__Work to complete__
Among the following entries, how many lines hold the string "Kunsthandel"? State only the number.

[Items from an interface collection]

⟨

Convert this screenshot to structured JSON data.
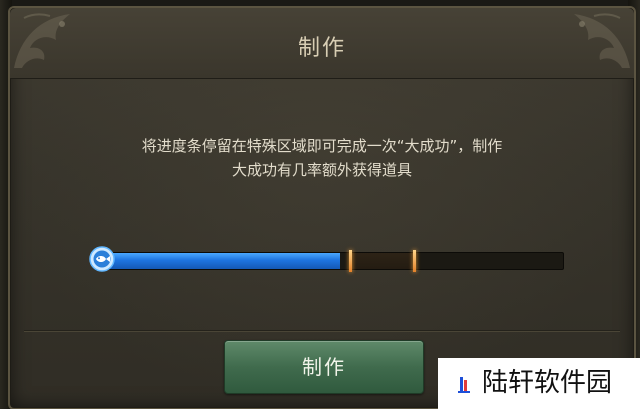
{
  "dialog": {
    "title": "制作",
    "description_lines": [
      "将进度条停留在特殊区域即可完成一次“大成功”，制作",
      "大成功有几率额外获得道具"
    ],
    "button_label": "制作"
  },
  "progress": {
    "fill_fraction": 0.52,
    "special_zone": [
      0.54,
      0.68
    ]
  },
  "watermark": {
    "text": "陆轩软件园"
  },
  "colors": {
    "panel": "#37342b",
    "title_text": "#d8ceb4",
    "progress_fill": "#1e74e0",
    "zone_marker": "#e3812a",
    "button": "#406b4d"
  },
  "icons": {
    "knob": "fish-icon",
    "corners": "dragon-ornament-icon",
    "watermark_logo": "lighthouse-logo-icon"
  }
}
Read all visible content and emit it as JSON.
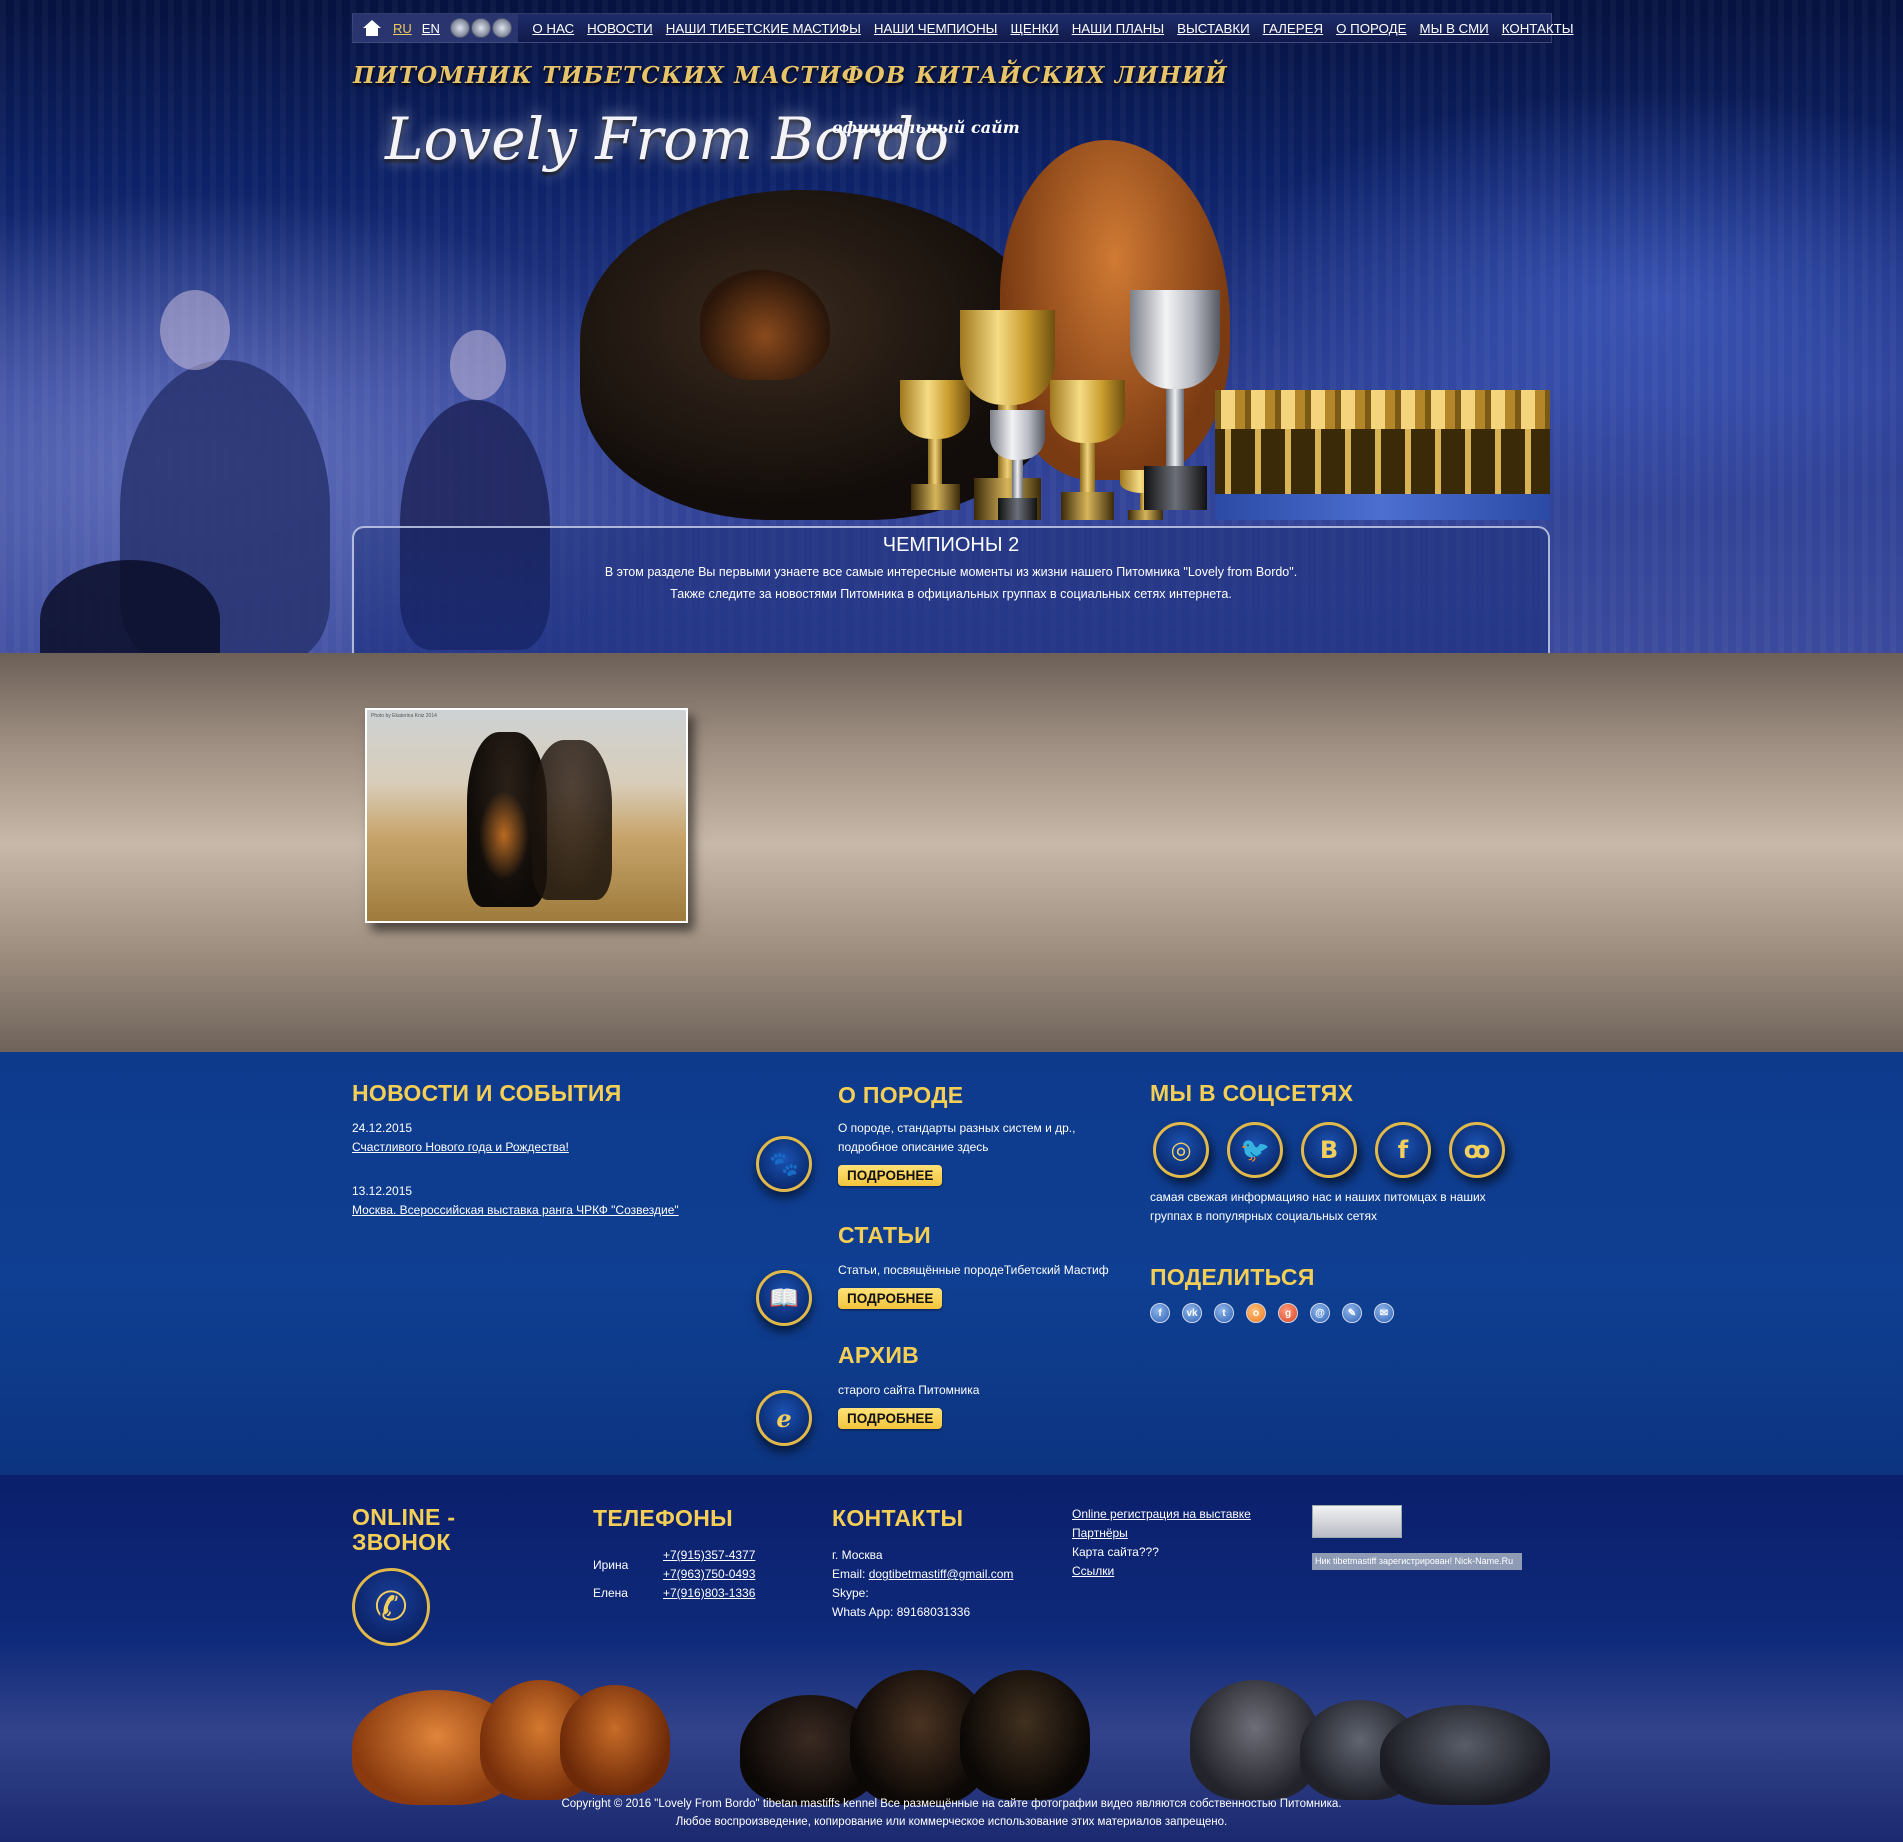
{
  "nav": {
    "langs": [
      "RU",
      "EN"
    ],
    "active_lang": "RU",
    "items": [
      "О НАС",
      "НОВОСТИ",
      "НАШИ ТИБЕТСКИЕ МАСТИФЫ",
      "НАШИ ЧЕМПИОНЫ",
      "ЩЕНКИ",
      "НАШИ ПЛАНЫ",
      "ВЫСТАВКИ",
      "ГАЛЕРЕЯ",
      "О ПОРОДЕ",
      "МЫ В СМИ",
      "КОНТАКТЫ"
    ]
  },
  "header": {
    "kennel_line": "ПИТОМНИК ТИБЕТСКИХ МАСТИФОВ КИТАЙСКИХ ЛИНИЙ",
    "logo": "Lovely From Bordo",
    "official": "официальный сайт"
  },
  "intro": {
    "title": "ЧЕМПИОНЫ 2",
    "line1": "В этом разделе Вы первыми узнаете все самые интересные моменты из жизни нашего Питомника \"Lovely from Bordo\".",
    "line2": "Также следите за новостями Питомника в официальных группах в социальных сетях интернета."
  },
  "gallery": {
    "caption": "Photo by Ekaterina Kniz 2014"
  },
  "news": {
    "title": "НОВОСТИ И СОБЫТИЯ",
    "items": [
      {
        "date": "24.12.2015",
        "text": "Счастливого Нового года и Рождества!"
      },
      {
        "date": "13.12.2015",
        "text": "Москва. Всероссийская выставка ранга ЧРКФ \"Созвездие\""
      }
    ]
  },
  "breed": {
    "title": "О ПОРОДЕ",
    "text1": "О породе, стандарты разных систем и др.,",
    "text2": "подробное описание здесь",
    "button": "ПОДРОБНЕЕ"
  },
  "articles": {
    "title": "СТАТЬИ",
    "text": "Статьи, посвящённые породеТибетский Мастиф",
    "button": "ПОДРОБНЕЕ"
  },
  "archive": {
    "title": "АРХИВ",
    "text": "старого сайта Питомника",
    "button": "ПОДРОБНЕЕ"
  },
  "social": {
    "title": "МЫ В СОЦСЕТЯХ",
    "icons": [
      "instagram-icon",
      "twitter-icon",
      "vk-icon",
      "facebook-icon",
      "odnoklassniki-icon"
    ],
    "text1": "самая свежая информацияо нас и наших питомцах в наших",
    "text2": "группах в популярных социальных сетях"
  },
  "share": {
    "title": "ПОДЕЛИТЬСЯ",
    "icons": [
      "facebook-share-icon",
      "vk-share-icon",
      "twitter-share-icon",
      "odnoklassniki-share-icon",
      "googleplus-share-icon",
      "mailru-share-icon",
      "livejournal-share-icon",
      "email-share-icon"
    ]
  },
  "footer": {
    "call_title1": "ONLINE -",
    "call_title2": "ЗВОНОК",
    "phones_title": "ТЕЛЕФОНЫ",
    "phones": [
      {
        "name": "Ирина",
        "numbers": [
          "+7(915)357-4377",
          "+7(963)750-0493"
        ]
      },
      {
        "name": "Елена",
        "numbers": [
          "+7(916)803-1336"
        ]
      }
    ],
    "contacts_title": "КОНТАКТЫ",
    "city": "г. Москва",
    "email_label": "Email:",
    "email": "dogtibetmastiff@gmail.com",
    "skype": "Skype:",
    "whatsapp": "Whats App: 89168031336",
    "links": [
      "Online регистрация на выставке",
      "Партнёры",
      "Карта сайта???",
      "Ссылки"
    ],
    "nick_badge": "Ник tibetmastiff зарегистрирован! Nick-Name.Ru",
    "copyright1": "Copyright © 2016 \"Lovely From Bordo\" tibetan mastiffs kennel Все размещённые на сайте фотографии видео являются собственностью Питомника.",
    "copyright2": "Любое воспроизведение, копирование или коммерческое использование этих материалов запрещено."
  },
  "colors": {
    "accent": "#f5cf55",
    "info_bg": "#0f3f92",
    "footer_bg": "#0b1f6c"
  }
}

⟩
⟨

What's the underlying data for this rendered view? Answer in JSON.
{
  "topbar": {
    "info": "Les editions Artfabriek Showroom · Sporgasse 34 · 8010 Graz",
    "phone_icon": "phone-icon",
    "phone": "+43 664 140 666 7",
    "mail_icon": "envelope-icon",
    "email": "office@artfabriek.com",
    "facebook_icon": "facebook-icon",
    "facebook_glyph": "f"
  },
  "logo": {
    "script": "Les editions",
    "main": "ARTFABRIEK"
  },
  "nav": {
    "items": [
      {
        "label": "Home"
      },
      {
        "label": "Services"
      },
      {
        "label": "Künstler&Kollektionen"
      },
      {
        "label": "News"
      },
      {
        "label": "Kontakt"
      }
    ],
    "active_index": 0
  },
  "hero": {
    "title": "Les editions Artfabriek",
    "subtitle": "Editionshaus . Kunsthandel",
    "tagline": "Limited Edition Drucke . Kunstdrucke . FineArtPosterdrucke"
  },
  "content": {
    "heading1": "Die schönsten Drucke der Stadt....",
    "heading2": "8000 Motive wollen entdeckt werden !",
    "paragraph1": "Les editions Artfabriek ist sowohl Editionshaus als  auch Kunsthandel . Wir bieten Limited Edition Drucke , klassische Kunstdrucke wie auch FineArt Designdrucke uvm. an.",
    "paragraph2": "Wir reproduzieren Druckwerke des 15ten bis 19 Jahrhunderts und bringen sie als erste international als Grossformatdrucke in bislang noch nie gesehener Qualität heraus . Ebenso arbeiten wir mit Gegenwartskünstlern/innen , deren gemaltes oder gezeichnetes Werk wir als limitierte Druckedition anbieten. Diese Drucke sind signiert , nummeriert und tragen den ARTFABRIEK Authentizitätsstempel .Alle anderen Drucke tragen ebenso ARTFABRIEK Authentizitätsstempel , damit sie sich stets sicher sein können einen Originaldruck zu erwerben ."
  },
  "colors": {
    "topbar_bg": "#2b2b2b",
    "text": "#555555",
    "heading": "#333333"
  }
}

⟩
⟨

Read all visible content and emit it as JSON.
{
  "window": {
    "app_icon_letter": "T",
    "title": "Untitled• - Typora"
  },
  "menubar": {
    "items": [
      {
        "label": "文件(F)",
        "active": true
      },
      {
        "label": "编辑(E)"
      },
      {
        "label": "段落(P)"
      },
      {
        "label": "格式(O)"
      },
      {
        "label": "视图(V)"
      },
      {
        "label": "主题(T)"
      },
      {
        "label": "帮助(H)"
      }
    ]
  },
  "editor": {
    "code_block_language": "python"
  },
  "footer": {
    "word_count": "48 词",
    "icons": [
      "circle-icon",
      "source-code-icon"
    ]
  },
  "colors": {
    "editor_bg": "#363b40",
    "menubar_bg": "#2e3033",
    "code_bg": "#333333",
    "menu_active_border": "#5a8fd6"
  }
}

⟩

__Your response__
2